Williamina Fleming - Discoverer Of The Horsehead Nebula
On May 15, 1857, Robert and Mary Walker tips cepat hamil brought Williamina Paton Stevens into this world in Dundee, Scotland. Mina, as she was recognized to those close to her, would afterwards in her life make an impact in the world of astronomy.
Little is known of Williamina's early lifestyle in Scotland. She became students teacher at age 14 while attending public college in . She continued teaching until her marriage to James Orr Fleming on May 26, 1877. A bit more than six months following the marriage, James and Williamina established sail for America, settling in Boston, Massachusetts. Soon after their arrival in the us, James abandoned his newly pregnant wife.
With family and friends thousands of miles and an ocean aside, Williamina needed a way to support herself and her unborn child Edward, who would be born in nov 1879 during a trip back again to Scotland. She found work as a maid for Edward Charles Pickering, who been the director of Harvard College Observatory.
Williamina, while functioning at the Observatory, proved was a lot more correct than even he could have imagined when coming up with that statement.
Williamina was component of a team in charge of cataloguing celebrities in what would become the Draper Catalogue of Stellar Spectra. In the nine years allocated to the project, she catalogued in excess of 10,000 stars. She is credited with the discovery of 59 gaseous nebulae, 10 novae and over 310 variable superstars, 222 of which were listed in the 1907 publication A Photographic Research of Variable Stars. Regarding the publication, a British astronomer mentioned, "Many astronomers are deservedly proud to have discovered one...the discovery of 222...can become an accomplishment bordering on the marvellous."
In 1888, while dealing with Harvard plate B2312, Williamina discovered the Horsehead Nebula (also known as IC-434) in a photo used by William Pickering, brother of Edward. She described this bright nebula as having " a semicircular indentation five minutes in diameter 30 minutes south of Zeta [Orionis]."
Williamina and William did not receive due credit for this discovery for years. JLE Dreyer, who compiled the initial Index Catalogue, taken out Williamina's name from objects listed as discovered by Harvard. Credit was given to simply "Pickering", whom a lot of people took to suggest Edward Charles. By the time the second Index Catalogue was released by Dreyer in 1908, Williamina and several of her associates were well known enough to finally have the credit they deserved.

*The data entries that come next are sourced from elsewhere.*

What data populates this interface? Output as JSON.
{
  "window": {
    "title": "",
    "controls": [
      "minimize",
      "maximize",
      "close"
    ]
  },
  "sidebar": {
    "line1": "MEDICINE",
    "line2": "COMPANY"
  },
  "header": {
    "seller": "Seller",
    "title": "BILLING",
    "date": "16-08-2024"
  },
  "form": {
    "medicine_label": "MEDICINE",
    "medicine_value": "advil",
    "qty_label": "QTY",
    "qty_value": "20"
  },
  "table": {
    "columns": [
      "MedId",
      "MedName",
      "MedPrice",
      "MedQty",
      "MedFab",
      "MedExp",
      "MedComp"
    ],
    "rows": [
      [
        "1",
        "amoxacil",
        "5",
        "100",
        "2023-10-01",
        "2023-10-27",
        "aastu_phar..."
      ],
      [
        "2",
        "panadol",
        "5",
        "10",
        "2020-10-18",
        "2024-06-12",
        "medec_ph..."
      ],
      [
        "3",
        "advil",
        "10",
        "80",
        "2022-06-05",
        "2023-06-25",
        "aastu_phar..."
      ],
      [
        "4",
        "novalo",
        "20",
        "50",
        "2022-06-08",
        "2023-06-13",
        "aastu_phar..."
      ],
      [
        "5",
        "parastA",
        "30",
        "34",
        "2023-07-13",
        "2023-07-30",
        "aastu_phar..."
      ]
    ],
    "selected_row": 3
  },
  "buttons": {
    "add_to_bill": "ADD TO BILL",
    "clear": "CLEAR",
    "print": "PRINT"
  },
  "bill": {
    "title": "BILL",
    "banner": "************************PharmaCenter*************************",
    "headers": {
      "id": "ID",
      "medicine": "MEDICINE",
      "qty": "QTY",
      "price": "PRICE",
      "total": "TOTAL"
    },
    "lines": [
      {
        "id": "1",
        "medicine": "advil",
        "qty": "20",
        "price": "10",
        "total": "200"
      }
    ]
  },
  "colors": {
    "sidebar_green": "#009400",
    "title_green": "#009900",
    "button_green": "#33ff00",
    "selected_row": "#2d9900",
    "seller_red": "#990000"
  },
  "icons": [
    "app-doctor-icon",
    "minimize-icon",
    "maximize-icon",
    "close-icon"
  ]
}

Williamina's duties at the Observatory were extended and she found herself responsible for the "computers", a rather huge group, numbering in the dozens, of young women employed to recognize stars on the plates and calculate the positions of these stars. She was also in charge of editing all the publications that the Observatory issued. Her work became so exemplary that in 1898, she was appointed curator of astronomical photos by Harvard Corporation, the first such appointment held by a female.
In recognition of her excellent contribution to astronomy, the Royal Astronomical Culture made Williamina an honorary member in 1906, producing her the first American woman to hold such a position.